Growth in PC sales is to slacken off, thanks to Apple and its pesky iPad.That's the opinion punted by well-heeled analyst firm Gartner anyroadmap, which has cut its PC shipment forecasts for 2011 and 2012

Big G reckons worldwide PC shipments will reach 387.8 million units in 2011. This is still a 10.5 per cent increase from 2010, but Gartner's previous projection was for 15.9 per cent growth this year. The outfit got its crystal balls crossed, obviously.

Gartner is still predicting worldwide PC shipments to total 440.6 million units in 2012 which is a 13.6 per cent up on its revised prediction for 2011 but down on its previous prediction of 14.8 per cent growth for 2012.

Whats does it all mean?

Well it means Gartner's predictions fluctuate with the wind. Much of that wind is generated by Apple these days, but it doesn't take a $75K salary to work out that if iPads are going to be shifting by the bucketload something else has to give. Laptops are the likely loser, unless those the buy the iPad realise it's no replacement for a proper PC and have enough dough in the bank to buy one of those too. Unlikely, given the mark-up a half-eaten fruity logo commands.

In a statement, Gartner research director Ranjit Atwal, talked of "a general loss in consumer enthusiasm for mobile PCs." but didn't expand on where he'd heard that from. Chardonnay talk down the wine bar is likely to be iPad focussed, we imagine.

What Garter calls "mobile PCs" (laptops/notebooks and - gasp - netbooks to you and I) "have been the dynamic growth engine of the PC market over the past five years" the outfit notes, consistently delivering growth approaching 40 per cent.

But laptops aren't the only way to get on the web these days. Smartphones easily offer a quick noodle around Facebook these days. As will that pesky pad.

"We expect growing consumer enthusiasm for mobile PC alternatives, such as the iPad and other media tablets, to dramatically slow home mobile PC sales, another Gartner research director, George Shiffler, said.
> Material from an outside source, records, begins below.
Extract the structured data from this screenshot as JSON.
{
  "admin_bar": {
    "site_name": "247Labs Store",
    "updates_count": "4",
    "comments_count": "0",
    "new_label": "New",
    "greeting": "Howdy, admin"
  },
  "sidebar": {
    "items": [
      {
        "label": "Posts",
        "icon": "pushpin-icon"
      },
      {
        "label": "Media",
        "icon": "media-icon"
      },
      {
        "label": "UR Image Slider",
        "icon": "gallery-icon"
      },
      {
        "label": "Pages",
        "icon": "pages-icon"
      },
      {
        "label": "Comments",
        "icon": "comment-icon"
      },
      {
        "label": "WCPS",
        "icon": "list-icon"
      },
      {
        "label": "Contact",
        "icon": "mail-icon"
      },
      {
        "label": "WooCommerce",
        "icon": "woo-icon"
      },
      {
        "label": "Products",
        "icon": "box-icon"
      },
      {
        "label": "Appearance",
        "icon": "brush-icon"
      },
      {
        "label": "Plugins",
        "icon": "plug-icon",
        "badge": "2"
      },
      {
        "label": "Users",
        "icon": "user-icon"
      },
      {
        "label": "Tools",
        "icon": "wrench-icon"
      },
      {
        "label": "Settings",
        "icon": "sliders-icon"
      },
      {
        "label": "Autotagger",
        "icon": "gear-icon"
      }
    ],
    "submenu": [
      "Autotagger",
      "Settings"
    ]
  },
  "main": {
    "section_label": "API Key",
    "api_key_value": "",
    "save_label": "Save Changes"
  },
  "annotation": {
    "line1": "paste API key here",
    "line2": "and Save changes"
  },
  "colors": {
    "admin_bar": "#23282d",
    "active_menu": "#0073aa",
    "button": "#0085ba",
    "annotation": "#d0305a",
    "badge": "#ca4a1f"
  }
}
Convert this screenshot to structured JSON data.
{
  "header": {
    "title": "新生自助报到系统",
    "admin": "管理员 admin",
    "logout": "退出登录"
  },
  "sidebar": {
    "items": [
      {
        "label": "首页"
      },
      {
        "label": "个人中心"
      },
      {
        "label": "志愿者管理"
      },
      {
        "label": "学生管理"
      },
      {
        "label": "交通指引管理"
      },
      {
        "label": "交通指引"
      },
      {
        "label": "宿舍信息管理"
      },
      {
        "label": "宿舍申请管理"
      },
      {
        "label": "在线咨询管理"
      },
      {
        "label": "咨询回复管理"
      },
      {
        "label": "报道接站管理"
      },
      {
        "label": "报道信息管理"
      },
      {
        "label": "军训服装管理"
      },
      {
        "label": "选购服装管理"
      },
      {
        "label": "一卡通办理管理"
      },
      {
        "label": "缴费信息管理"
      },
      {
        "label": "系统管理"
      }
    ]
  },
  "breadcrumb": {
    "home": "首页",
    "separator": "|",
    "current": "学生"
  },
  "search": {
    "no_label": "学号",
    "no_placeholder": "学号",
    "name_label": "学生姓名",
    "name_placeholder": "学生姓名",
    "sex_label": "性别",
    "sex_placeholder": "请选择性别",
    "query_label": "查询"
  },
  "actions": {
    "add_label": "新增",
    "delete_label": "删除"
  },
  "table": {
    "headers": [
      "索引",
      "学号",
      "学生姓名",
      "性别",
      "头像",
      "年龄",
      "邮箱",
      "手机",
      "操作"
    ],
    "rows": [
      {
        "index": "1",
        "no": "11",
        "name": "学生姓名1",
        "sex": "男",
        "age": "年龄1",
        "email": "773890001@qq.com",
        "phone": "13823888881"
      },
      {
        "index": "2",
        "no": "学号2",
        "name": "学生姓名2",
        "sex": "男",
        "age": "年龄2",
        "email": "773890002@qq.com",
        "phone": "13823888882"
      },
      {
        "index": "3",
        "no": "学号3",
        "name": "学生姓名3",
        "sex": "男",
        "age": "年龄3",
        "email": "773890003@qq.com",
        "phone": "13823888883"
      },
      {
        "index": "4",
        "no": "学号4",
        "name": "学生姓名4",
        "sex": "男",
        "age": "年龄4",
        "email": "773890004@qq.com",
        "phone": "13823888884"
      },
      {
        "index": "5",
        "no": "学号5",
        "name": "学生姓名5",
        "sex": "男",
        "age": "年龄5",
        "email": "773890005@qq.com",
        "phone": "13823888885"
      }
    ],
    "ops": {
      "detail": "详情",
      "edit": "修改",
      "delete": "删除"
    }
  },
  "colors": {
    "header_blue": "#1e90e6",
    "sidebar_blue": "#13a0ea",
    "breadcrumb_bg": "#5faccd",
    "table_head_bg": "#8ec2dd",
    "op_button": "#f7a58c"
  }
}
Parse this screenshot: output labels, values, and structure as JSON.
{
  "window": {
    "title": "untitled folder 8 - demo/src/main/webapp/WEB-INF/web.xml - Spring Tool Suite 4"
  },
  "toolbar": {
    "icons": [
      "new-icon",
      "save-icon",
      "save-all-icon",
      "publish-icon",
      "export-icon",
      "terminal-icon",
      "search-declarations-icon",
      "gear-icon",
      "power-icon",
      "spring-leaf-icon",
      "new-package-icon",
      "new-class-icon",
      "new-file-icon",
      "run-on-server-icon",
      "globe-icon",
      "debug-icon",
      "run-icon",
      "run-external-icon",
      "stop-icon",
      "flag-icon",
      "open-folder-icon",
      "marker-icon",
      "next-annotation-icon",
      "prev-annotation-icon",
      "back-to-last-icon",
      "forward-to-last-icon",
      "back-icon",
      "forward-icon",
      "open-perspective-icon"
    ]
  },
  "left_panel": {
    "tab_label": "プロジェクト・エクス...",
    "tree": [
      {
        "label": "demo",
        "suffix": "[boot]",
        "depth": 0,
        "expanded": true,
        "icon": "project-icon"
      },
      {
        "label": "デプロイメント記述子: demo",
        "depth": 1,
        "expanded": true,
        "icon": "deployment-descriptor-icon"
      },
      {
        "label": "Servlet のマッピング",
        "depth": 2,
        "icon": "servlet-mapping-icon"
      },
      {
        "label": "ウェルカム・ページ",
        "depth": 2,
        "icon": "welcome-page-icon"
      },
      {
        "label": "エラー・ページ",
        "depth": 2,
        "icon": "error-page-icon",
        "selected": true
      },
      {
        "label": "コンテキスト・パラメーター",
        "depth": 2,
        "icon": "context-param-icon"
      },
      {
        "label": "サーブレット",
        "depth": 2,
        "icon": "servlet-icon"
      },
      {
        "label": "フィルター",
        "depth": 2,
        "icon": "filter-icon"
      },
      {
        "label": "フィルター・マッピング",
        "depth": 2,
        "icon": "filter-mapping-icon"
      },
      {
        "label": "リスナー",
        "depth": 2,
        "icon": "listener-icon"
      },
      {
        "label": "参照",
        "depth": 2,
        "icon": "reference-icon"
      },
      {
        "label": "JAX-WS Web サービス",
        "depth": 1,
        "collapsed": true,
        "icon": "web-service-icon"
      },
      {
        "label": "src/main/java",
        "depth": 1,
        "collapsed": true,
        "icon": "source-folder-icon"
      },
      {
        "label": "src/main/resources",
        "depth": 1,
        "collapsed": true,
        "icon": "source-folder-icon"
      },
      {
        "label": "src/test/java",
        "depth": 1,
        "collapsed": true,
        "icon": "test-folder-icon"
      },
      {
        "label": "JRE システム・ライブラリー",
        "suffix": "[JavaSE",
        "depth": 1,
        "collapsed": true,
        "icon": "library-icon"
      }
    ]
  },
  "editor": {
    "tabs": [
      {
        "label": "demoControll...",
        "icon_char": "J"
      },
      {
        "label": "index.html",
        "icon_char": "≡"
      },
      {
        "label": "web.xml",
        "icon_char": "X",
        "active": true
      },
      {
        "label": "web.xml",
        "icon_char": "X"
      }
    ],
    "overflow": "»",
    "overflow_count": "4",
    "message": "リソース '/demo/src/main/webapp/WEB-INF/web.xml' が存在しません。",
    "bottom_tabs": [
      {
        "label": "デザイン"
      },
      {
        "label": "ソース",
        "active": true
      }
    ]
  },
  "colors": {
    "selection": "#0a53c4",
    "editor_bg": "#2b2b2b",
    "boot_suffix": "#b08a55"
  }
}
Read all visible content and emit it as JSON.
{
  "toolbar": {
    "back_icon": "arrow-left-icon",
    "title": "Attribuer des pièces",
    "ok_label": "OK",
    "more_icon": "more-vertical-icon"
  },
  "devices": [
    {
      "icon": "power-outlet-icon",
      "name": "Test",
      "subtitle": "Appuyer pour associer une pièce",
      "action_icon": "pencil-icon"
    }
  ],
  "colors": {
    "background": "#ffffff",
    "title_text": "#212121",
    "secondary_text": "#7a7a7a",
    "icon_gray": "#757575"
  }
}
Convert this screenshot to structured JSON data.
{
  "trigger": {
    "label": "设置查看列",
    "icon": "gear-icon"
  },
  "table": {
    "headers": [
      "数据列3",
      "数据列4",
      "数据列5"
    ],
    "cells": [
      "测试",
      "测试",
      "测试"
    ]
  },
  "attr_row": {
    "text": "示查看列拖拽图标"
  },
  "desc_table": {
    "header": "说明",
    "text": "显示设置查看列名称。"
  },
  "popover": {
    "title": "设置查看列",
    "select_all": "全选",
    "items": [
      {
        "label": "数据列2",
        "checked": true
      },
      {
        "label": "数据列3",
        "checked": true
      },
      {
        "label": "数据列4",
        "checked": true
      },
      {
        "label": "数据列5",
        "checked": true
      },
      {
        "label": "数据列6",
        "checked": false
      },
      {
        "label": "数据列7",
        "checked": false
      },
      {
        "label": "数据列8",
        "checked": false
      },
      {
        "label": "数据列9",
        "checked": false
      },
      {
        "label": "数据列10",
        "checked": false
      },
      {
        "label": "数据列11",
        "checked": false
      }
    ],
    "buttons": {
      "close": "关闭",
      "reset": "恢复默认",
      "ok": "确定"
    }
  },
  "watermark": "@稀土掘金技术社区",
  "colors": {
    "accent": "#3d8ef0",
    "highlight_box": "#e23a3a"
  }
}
While Gartner, "once thought that mobile PC growth would continue to be sustained by consumers buying second and third mobile PCs as personal devices," Shiffler said, "we now believe that consumers are not only likely to forgo additional mobile PC buys but are also likely to extend the lifetimes of the mobile PCs they retain as they adopt media tablets and other mobile PC alternatives as their primary mobile device.

"Overall, we now expect home mobile PCs to average less than 10 per cent annual growth in mature markets from 2011 through 2015," Shiffler added.

Raphael Vasquez, a mere senior research analyst at Gartner, chipped in that "even in the professional market, media tablets are being considered as PC substitutes, likely at least delaying some PC replacements."

To boil it all down to the underlying message: Intel, the world's beefiest chip maker is going to have its work cut out to maintain that heady position, unless it gets a smaller, more fuel-efficient chip off its drawing board sharpish. Even then ARM's licensing model gives the likes of Samsung the edge in the mid-term.

But Gartner didn't say that. We did.